Shippers Seek Rail Competitionby Dave Wilkins, Idaho Staff Writer
Capital Press, May 6, 2005
Backers of a rail competition bill are giving it another shot.
Introduced in the U.S. Senate last week, the Railroad Competition Act of 2005 is intended to help rail customers who have little or no choice of which carriers they use.
"This bill seeks to return the power to the customers and bring capitalism back into many regions where rail shipping has strayed into monopoly," Sen. Larry Craig, R-Idaho, said in a news release.
The bill has several co-sponsors, including Craig, Sen. Conrad Burns, R-Mont., and Sen. Max Baucus, D-Mont.
Many areas of the country, including Montana and Southern Idaho, have only one major railroad serving the region. Shippers in those areas are said to be "captive" rail customers.
The lack of competition has hurt shippers of farm commodities and other goods, according to the bill's supporters.
The bill would ensure that rail customers receive rate quotes for shipments between various points on a railroad's system and provide regional and short line railroads access to major systems.
The bill would also provide captive rail customers with access to federal arbitration when they're unable to resolve disputes with the railroad. Under the current system, customers can spend millions in legal fees to challenge freight rates.
Past efforts to get a rail competition bill through Congress have failed. A similar bill in 2003 got a hearing, but didn't make it out of committee.
The new bill has broad-based national support from a coalition of shippers and stands a good chance of passage, said Idaho farmer Evan Hayes, vice president of the National Barley Growers Association.
Supporters of the legislation include the national barley group as well as the National Association of Wheat Growers.
In Idaho, the legislation is supported by the Idaho Grain Producers Association, Potato Growers of Idaho, Idaho Sugarbeet Growers Association and the timber industry.
"We have a pretty strong base of support here in Idaho," Hayes said by cell phone earlier this week while preparing a field for barley planting near Soda Springs.
"Here in Idaho, we're basically captive to one railroad," he said.
The railroad industry has consolidated to the point that there are only four major carriers left, Hayes said. There were once more than 40 major railroads in the country.
The bill would force the few remaining carriers to be more competitive.
The legislation would provide for "final offer arbitration" as a means of resolving disputes. When deadlocked, customers and the railroad would bring their final offers to a federal mediator, who would select one or the other.
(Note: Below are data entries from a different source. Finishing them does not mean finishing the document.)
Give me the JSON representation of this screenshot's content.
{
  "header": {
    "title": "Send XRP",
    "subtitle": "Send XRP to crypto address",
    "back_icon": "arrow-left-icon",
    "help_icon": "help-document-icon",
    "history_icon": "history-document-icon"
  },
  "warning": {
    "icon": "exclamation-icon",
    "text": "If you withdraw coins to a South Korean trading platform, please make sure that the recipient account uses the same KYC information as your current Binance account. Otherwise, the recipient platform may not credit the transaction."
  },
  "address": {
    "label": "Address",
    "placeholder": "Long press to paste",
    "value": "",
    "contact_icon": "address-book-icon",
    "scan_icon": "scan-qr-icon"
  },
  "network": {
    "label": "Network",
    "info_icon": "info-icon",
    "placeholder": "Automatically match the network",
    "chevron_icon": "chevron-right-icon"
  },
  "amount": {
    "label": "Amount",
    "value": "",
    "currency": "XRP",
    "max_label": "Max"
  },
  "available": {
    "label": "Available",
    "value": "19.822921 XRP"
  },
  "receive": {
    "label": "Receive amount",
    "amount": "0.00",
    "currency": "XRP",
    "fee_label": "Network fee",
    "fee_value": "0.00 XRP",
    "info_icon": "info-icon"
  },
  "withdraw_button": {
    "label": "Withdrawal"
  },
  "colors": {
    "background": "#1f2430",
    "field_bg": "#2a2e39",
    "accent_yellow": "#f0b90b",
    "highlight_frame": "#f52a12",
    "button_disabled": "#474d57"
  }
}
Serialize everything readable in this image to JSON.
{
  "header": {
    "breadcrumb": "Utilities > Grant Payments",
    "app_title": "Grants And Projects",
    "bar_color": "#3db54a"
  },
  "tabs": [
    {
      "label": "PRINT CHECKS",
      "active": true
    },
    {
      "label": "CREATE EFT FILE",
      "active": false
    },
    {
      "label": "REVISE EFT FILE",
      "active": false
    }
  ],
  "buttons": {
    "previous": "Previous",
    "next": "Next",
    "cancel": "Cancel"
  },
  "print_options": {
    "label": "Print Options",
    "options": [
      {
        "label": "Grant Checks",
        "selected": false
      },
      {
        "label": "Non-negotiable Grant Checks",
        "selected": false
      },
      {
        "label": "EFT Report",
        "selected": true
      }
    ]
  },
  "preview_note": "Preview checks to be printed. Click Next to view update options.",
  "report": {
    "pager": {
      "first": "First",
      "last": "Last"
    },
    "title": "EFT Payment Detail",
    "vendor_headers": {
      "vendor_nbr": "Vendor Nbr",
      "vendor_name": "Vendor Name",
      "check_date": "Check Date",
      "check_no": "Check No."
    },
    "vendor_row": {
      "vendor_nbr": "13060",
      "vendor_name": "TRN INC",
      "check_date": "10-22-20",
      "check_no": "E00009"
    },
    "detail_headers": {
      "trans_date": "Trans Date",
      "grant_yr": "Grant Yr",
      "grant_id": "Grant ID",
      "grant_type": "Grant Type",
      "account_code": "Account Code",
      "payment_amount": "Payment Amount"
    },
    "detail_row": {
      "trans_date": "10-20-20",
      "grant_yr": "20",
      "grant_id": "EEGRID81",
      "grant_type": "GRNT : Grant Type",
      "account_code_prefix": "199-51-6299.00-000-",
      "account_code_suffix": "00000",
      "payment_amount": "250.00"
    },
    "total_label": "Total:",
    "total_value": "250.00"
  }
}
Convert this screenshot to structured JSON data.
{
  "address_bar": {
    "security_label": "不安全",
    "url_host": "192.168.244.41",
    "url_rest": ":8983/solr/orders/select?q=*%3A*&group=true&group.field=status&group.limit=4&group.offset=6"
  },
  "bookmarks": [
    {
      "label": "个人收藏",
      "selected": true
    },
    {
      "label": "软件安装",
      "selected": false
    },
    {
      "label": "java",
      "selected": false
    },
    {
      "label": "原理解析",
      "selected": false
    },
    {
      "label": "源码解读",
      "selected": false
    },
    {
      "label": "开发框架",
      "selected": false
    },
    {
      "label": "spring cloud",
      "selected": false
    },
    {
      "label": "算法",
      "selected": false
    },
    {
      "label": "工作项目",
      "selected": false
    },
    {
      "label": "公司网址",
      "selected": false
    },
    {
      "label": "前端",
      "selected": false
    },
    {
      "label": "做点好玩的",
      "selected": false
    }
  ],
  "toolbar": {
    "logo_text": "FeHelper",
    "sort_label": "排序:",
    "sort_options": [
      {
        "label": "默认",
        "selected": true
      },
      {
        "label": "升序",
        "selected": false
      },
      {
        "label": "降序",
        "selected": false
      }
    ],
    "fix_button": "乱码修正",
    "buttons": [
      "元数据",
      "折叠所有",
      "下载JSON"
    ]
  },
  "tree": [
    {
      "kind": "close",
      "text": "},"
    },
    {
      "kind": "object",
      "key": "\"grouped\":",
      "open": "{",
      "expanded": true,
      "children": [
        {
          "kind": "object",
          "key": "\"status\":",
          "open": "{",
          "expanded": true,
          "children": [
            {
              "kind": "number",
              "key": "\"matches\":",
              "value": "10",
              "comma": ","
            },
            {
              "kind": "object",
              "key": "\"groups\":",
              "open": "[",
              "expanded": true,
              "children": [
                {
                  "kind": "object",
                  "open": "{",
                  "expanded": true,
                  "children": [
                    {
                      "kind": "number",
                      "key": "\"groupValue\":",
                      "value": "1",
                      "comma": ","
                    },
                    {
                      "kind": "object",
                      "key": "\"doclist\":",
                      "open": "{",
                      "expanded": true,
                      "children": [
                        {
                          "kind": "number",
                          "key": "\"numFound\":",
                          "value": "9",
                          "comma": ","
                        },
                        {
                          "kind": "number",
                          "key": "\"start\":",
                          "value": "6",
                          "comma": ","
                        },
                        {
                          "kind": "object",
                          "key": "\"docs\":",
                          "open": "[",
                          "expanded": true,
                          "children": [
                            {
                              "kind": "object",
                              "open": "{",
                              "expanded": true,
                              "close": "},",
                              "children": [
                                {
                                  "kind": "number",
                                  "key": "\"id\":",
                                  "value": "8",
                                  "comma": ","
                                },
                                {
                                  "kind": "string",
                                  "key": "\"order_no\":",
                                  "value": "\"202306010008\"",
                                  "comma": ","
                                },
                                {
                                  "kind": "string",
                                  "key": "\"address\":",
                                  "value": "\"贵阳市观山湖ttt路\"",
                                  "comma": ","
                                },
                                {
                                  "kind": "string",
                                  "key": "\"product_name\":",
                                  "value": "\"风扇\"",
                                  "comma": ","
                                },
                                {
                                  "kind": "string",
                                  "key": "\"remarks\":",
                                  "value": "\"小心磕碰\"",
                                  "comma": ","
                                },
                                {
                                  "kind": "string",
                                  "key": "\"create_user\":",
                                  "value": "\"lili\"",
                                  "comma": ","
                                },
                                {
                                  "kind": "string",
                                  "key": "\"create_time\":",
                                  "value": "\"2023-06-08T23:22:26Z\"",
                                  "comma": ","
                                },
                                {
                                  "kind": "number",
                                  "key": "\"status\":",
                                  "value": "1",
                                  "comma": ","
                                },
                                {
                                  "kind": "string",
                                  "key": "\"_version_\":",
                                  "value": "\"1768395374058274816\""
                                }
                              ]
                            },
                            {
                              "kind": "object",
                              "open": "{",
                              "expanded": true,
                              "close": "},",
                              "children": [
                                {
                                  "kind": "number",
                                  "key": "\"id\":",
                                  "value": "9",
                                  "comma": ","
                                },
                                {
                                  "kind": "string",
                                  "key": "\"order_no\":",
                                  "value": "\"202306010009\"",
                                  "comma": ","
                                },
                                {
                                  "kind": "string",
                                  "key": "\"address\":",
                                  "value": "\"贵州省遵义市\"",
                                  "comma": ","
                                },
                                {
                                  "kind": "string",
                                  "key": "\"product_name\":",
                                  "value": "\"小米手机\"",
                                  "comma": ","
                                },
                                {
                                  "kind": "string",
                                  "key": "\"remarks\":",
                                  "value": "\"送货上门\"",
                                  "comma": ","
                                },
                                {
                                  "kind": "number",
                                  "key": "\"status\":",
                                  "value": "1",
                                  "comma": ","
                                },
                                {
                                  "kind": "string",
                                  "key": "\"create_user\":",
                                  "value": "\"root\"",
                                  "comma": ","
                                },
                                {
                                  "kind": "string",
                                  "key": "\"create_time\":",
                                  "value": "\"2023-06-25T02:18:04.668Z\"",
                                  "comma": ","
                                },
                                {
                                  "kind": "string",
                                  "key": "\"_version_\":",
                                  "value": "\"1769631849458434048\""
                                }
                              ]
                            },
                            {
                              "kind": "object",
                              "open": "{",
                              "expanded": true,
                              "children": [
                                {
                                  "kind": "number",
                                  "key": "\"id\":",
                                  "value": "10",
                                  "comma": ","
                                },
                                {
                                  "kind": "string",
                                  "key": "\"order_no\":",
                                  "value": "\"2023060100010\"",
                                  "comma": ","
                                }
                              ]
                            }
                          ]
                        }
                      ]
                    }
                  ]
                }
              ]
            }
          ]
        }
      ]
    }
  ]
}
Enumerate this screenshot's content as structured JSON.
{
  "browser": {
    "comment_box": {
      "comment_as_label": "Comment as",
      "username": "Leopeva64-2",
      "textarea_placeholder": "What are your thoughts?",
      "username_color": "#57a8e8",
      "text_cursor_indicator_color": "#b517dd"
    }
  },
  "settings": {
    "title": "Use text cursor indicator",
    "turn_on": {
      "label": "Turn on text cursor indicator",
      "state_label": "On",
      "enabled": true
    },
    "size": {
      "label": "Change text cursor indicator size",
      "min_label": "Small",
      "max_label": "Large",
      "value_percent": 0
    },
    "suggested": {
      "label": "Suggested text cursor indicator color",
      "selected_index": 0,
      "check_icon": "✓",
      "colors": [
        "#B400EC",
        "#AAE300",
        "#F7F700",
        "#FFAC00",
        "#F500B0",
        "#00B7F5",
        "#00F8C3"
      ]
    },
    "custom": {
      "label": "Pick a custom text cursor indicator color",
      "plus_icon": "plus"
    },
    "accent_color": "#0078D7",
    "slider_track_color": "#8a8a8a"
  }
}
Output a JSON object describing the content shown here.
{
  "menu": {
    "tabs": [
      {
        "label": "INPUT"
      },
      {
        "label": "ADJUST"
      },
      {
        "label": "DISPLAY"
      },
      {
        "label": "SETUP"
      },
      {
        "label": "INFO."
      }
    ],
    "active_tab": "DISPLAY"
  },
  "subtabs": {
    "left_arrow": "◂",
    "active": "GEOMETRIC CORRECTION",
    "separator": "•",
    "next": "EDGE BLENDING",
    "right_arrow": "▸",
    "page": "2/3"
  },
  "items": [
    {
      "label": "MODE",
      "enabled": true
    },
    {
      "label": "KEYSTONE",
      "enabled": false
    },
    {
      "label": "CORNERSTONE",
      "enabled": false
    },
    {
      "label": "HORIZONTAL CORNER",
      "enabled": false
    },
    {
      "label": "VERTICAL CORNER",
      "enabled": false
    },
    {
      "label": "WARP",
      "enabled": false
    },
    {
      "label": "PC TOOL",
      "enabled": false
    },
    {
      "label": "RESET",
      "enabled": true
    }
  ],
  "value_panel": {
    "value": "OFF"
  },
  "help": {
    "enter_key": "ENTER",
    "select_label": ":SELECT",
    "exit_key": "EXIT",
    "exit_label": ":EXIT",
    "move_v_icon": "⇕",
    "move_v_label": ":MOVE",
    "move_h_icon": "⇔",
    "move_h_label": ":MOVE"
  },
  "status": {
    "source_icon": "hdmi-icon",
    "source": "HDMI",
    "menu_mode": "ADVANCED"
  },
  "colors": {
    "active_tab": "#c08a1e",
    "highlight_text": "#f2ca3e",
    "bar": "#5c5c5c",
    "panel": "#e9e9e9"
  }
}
In the past, disputes have gone to the Surface Transportation Board for often lengthy and expensive legal proceedings. Final offer arbitration would expedite the process and make it much less costly, Hayes said.
Another provision of the bill would establish a transportation oversight committee within the U.S. Department of Agriculture.
"That's a big item," Hayes said. "We look at that as a very positive statement."
The bill would also provide $35 billion in guaranteed government loans for railroad infrastructure improvement, a 10-fold increase from what was offered in the 2003 version.
Growers and shippers want the railroads to succeed, but they want dealings to be fair, Hayes said.
"We understand that we need a healthy railroad, and if we don't have a healthy railroad, we're in trouble," he said.
learn more on topics covered in the film
see the video
read the script
learn the songs